Located in central Tokyo, Tsukiji (pronounced "skee gee") is the largest fish market in the world with separate wholesale and retail areas. Besides being the source for most of the fresh fish served in Tokyo’s sushi bars and restaurants, Tsukiji is the best food court imaginable. On a recent trip to the market, like everyone else on the crowded sidewalk, I had come to see what wonderful ready-to-eat dishes were for sale. I didn’t know what I wanted, but I knew I would find something delicious at one of the closet-sized stalls. In those tiny spaces, chefs stand close to customers as they prepare sushi and sashimi with freshly caught ingredients. Fat oysters steam in shinny stainless steel pots. Thick braids of smoke rise up from scallops and crabs cooking on blazingly hot grills. Tempura vegetables and shrimp sizzle in hot oil before arriving crisp and tender on a paper plate. Ram…

After Fidel Castro, What Next for the Relationship Between Cuba and the United States? Whatever Happens, Travel to Cuba and Have an Amazing Adventure

A year ago we visited Cuba to attend the Havana Film Festival, the first time since 1999 when the country was celebrating the Millennium. 

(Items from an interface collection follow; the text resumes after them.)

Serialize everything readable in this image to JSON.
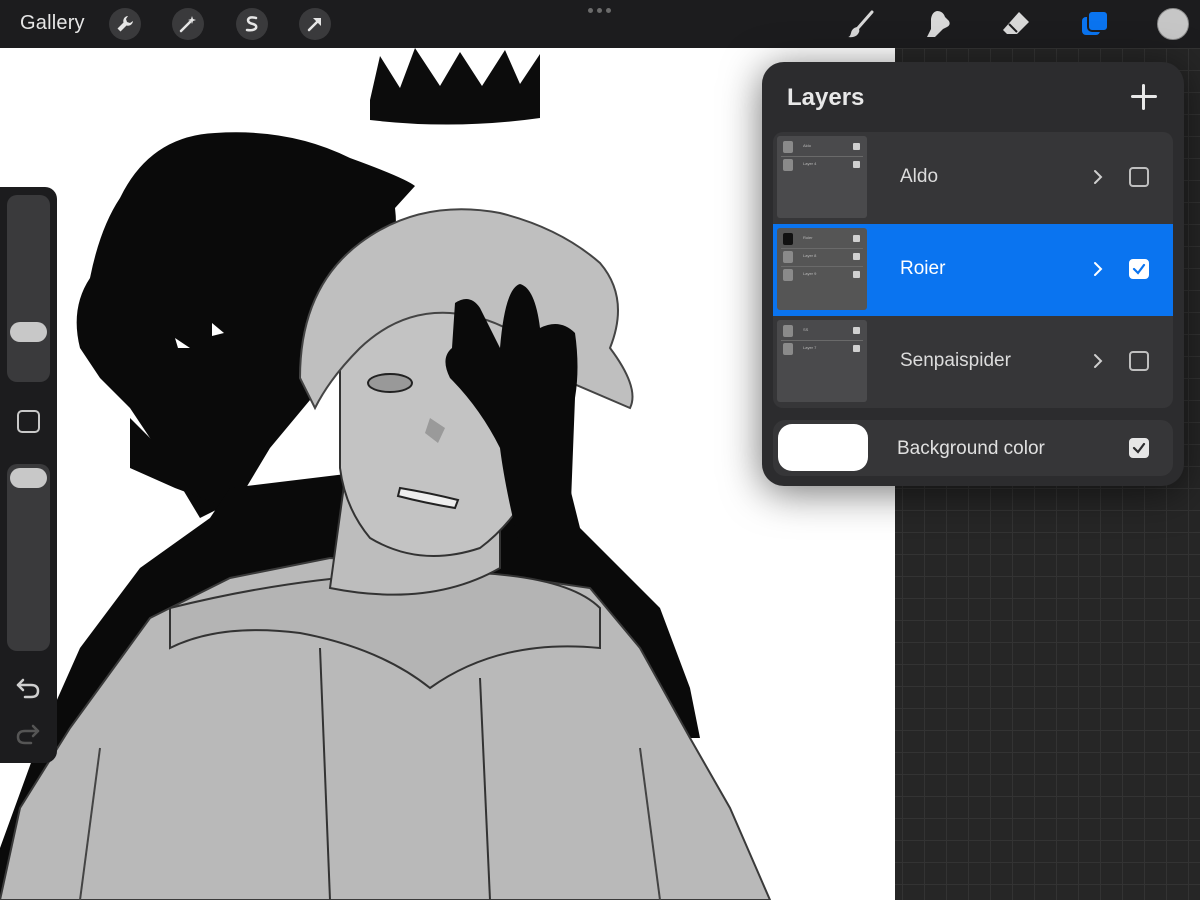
{
  "topbar": {
    "gallery_label": "Gallery",
    "left_tools": [
      "wrench-icon",
      "magic-wand-icon",
      "selection-icon",
      "transform-arrow-icon"
    ],
    "right_tools": [
      "brush-icon",
      "smudge-icon",
      "eraser-icon",
      "layers-icon"
    ],
    "active_tool": "layers-icon",
    "current_color": "#c6c6c6"
  },
  "sidebar": {
    "brush_size_level": 0.74,
    "opacity_level": 1.0,
    "tools": [
      "modify-button",
      "undo-icon",
      "redo-icon"
    ]
  },
  "layers_panel": {
    "title": "Layers",
    "add_icon": "plus-icon",
    "layers": [
      {
        "name": "Aldo",
        "visible": false,
        "selected": false,
        "thumb_labels": [
          "Aldo",
          "Layer 4"
        ]
      },
      {
        "name": "Roier",
        "visible": true,
        "selected": true,
        "thumb_labels": [
          "Roier",
          "Layer 8",
          "Layer 9"
        ]
      },
      {
        "name": "Senpaispider",
        "visible": false,
        "selected": false,
        "thumb_labels": [
          "SS",
          "Layer 7"
        ]
      }
    ],
    "background": {
      "label": "Background color",
      "color": "#ffffff",
      "visible": true
    }
  },
  "colors": {
    "accent": "#0a74f0",
    "panel": "#2c2c2e",
    "toolbar": "#1c1c1e"
  }
}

A lot had changed since 1999. We were able to fly directly to Havana, without a stop over in Mexico. We asked to have our passports stamped at Cuban Immigration instead of asking them not to do that. The old city had been refurbished, with construction indicating more improvements to come. Hotels were being built. The restaurant scene was as thriving as those in Brooklyn and Downtown Los Angeles. The music was as wonderful as before, with bands playing in neighborhood bars and radios on window sills serenading people passing by. 

There was much to enjoy. But also Havana's decay was more evident than in 1999. The old city and prosperous suburbs were bustling. Walk a dozen blocks away from the tourist areas and the streets and buildings in the heart of the city were more crumbling than sixteen years before. Only the colorful street art that took ad…